#### Exercise:
In the records that follow, find each line with the word "FROM" and copy it.

=== Section Start ===

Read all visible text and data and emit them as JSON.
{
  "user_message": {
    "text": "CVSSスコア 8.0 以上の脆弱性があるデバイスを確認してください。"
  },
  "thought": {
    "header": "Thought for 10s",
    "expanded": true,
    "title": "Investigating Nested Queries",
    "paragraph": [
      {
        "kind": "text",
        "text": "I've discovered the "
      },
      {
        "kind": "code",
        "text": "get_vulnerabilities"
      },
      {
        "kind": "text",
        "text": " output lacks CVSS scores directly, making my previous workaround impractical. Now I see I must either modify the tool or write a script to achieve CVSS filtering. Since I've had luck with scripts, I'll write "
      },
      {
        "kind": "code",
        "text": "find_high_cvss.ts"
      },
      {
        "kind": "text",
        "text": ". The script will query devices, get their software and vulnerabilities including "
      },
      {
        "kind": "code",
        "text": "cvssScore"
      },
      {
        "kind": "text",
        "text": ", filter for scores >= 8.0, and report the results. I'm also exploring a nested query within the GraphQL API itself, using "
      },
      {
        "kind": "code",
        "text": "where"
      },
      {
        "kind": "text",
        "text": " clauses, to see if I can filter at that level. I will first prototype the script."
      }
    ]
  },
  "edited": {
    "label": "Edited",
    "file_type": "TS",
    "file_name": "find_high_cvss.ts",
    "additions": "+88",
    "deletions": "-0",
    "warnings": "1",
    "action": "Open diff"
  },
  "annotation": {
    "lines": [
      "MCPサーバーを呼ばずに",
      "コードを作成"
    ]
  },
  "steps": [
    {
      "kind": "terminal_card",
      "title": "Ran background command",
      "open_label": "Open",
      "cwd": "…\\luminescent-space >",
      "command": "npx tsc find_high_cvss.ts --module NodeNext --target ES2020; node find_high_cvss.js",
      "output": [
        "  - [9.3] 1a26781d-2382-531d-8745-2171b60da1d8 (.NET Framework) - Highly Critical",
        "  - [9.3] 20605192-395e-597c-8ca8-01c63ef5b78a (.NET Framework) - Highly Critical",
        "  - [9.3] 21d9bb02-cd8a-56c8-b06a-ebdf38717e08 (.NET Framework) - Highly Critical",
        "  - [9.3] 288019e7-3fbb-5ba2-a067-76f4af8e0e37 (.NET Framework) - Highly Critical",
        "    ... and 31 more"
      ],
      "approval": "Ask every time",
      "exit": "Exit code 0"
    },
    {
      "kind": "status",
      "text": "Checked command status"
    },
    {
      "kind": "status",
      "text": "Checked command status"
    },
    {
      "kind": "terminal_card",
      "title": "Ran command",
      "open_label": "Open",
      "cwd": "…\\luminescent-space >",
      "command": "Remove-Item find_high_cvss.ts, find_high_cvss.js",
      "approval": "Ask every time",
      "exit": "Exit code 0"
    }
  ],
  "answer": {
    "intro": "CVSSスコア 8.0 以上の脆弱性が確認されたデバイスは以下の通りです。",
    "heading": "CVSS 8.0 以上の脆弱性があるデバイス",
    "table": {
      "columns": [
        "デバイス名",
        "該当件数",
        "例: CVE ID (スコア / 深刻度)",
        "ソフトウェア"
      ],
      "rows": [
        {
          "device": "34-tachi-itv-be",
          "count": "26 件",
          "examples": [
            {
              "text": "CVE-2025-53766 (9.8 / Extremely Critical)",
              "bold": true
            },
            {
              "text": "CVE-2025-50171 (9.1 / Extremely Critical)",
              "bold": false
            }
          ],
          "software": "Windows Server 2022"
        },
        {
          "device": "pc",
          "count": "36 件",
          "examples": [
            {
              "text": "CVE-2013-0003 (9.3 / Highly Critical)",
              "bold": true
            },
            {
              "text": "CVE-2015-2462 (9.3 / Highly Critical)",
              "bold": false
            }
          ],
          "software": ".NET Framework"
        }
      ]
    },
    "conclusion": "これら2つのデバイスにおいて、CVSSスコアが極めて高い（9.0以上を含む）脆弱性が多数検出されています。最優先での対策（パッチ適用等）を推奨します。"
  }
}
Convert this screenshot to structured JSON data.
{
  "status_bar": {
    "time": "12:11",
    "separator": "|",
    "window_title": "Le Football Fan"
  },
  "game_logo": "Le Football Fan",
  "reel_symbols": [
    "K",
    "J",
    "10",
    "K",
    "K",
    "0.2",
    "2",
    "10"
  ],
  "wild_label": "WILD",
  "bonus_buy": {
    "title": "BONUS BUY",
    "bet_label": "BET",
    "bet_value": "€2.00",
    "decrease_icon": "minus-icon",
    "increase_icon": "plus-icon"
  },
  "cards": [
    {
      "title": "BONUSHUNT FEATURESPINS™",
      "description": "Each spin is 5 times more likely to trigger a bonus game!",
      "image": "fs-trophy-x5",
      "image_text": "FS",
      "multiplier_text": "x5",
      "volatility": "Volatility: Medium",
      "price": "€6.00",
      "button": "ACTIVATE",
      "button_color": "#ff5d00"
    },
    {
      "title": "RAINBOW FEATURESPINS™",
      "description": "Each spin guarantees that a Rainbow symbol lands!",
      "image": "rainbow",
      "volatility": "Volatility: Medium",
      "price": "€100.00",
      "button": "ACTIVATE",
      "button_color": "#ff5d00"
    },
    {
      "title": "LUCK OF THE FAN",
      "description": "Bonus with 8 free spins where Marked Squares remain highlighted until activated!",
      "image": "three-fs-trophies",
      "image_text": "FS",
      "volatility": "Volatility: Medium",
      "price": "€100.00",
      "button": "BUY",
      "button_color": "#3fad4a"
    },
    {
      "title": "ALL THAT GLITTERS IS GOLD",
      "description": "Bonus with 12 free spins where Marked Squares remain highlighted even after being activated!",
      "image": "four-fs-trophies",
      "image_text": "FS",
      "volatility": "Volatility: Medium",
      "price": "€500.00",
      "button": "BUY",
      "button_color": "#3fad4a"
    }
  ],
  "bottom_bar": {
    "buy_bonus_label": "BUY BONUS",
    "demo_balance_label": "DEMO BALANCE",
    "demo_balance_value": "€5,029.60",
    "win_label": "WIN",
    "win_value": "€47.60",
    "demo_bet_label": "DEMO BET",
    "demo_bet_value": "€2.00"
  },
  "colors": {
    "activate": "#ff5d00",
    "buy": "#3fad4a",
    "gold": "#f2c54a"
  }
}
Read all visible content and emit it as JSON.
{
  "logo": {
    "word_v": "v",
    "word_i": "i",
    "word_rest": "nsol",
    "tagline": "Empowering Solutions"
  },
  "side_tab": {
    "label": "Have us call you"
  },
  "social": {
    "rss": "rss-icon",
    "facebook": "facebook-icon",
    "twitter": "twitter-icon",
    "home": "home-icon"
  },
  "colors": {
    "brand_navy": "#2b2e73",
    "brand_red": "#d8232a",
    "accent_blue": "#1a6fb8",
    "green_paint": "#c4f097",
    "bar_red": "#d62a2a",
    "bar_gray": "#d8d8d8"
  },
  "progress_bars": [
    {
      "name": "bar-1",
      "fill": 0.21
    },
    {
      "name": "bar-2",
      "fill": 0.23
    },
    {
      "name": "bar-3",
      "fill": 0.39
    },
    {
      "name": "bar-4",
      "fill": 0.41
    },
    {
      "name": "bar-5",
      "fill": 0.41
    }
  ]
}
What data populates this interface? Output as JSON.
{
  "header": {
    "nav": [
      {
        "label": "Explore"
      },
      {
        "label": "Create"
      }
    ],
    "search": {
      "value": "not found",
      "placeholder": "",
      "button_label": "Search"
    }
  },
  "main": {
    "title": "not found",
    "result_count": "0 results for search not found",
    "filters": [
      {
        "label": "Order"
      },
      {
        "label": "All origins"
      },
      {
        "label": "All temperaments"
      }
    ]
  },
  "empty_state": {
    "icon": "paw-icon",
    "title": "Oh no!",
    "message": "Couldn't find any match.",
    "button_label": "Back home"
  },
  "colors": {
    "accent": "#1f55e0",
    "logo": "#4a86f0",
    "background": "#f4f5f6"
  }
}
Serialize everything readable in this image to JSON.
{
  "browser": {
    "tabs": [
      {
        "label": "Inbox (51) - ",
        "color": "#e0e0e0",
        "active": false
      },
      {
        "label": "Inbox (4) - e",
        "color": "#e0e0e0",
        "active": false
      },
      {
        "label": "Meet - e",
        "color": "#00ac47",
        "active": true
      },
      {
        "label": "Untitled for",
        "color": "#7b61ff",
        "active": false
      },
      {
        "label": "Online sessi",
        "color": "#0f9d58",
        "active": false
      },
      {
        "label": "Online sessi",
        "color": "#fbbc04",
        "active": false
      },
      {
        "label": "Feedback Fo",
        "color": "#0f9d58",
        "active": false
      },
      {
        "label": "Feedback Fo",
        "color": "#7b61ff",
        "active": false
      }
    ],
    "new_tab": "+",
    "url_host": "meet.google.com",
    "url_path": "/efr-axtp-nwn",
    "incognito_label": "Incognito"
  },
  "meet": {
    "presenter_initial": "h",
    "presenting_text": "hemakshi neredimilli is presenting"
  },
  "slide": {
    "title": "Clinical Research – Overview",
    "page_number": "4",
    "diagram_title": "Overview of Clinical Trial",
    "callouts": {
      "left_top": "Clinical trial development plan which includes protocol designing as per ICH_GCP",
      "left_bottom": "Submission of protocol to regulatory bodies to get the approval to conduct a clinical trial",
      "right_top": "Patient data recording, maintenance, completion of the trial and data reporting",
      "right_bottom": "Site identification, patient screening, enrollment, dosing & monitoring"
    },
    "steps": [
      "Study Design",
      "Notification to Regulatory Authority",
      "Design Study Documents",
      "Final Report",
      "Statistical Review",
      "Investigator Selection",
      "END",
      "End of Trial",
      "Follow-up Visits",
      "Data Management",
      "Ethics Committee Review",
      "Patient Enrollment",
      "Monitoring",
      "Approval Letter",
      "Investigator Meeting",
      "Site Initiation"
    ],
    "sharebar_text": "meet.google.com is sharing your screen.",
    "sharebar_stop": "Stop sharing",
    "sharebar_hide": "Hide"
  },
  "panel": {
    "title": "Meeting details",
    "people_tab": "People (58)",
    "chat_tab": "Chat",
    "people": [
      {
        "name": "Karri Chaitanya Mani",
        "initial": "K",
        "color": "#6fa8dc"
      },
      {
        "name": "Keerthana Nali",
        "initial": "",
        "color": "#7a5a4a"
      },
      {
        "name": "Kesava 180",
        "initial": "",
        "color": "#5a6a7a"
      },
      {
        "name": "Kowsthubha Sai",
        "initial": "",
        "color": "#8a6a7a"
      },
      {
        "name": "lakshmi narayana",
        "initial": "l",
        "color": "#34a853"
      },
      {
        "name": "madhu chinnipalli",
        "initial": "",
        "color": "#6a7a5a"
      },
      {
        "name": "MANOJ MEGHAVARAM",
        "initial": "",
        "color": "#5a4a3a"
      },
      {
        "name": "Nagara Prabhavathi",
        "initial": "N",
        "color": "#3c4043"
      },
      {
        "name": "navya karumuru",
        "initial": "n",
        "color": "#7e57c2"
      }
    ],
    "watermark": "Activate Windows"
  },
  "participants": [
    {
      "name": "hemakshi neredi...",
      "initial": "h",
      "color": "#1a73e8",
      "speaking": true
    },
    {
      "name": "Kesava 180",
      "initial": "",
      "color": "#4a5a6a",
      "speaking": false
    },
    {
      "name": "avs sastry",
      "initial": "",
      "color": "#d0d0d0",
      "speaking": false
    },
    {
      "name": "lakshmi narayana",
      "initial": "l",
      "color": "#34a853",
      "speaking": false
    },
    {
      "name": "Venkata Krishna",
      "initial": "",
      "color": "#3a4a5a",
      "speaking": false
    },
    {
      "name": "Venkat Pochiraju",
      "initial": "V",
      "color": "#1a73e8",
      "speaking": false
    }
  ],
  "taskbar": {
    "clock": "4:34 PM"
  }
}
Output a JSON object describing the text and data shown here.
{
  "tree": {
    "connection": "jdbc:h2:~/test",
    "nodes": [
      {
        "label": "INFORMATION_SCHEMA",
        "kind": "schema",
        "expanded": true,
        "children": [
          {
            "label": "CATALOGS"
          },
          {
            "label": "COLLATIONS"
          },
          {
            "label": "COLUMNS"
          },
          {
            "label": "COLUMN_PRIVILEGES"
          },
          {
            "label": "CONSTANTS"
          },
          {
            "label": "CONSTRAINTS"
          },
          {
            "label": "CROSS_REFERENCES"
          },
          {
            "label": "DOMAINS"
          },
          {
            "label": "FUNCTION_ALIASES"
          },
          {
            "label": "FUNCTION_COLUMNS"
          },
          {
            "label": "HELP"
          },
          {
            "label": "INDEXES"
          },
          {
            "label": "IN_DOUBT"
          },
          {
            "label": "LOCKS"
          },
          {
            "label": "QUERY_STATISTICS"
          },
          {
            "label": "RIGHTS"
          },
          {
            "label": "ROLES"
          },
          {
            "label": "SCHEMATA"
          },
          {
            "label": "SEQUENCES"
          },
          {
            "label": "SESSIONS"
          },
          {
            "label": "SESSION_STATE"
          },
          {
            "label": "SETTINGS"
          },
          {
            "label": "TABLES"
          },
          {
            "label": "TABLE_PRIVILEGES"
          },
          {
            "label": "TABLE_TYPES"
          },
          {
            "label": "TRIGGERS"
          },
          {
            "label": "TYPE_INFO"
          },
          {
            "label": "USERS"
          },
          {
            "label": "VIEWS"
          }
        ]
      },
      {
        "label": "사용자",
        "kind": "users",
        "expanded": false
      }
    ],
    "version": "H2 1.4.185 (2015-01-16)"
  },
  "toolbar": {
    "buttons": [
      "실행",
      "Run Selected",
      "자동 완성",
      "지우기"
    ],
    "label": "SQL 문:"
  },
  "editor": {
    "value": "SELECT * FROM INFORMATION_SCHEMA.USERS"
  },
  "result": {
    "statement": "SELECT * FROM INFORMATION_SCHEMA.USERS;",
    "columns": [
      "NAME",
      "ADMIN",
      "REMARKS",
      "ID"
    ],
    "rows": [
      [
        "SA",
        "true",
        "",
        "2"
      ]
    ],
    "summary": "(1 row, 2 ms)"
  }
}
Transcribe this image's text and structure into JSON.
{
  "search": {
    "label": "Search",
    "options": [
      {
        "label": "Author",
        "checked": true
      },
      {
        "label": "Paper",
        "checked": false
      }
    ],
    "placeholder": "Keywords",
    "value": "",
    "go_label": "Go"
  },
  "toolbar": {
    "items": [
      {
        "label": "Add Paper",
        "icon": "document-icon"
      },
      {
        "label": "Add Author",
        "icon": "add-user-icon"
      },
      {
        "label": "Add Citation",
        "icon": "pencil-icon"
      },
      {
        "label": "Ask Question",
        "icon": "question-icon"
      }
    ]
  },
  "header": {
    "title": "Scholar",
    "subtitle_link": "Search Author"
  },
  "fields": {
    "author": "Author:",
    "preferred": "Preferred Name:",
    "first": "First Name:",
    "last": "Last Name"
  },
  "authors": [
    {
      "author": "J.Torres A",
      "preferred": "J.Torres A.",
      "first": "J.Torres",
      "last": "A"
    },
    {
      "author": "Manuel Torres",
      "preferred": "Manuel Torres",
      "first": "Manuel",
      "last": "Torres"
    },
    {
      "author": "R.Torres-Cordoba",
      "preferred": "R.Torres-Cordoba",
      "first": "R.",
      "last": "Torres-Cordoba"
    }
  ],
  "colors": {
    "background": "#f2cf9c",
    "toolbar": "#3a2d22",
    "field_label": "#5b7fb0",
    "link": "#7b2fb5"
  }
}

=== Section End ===

#### Solution:
    "value": "SELECT * FROM INFORMATION_SCHEMA.USERS"
    "statement": "SELECT * FROM INFORMATION_SCHEMA.USERS;",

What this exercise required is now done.